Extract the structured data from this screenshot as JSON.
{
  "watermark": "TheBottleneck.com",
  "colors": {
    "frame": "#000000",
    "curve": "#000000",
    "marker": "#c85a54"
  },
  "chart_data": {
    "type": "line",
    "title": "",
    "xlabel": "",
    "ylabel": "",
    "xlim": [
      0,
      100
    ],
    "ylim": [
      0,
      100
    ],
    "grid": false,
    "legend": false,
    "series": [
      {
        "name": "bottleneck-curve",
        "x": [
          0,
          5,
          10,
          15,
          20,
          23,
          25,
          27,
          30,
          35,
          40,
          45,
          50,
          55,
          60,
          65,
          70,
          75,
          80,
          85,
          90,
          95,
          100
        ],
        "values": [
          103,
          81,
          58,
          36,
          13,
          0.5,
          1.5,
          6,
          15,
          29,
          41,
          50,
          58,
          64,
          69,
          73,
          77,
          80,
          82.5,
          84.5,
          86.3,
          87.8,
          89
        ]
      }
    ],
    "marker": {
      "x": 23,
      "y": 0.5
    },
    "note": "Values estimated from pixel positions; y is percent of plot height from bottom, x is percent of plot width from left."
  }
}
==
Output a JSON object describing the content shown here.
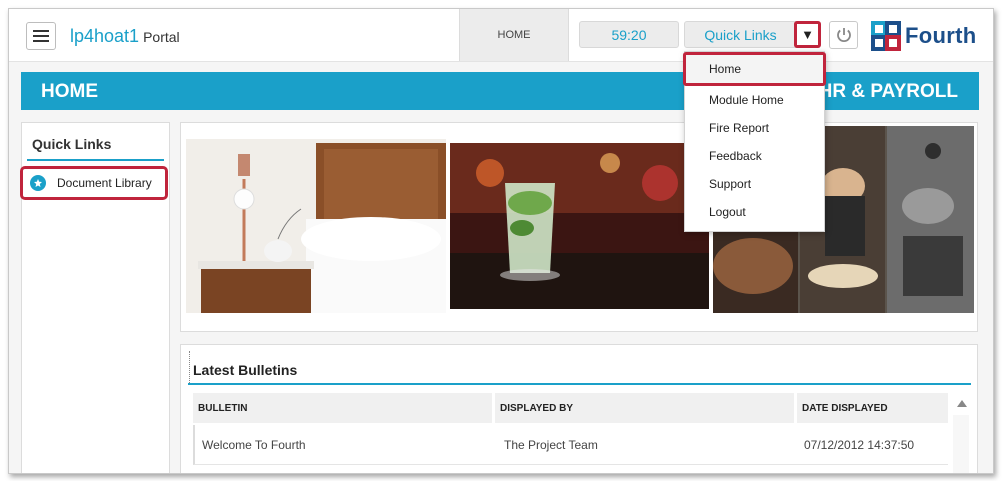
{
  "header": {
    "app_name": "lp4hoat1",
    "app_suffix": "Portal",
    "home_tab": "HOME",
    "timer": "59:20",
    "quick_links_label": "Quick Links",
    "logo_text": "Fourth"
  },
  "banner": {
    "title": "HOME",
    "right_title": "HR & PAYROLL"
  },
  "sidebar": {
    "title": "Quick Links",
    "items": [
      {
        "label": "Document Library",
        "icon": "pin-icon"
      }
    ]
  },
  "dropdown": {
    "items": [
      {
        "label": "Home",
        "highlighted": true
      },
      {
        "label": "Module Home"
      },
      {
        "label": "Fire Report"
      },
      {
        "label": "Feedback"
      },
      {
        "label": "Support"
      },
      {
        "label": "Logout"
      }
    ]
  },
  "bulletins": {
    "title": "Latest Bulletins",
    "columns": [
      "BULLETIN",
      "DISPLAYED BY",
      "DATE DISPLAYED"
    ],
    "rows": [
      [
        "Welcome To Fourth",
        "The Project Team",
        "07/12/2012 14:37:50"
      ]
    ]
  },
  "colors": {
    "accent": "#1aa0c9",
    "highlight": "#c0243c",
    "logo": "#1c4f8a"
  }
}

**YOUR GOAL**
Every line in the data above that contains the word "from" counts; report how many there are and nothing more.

**TASK OUTPUT**
2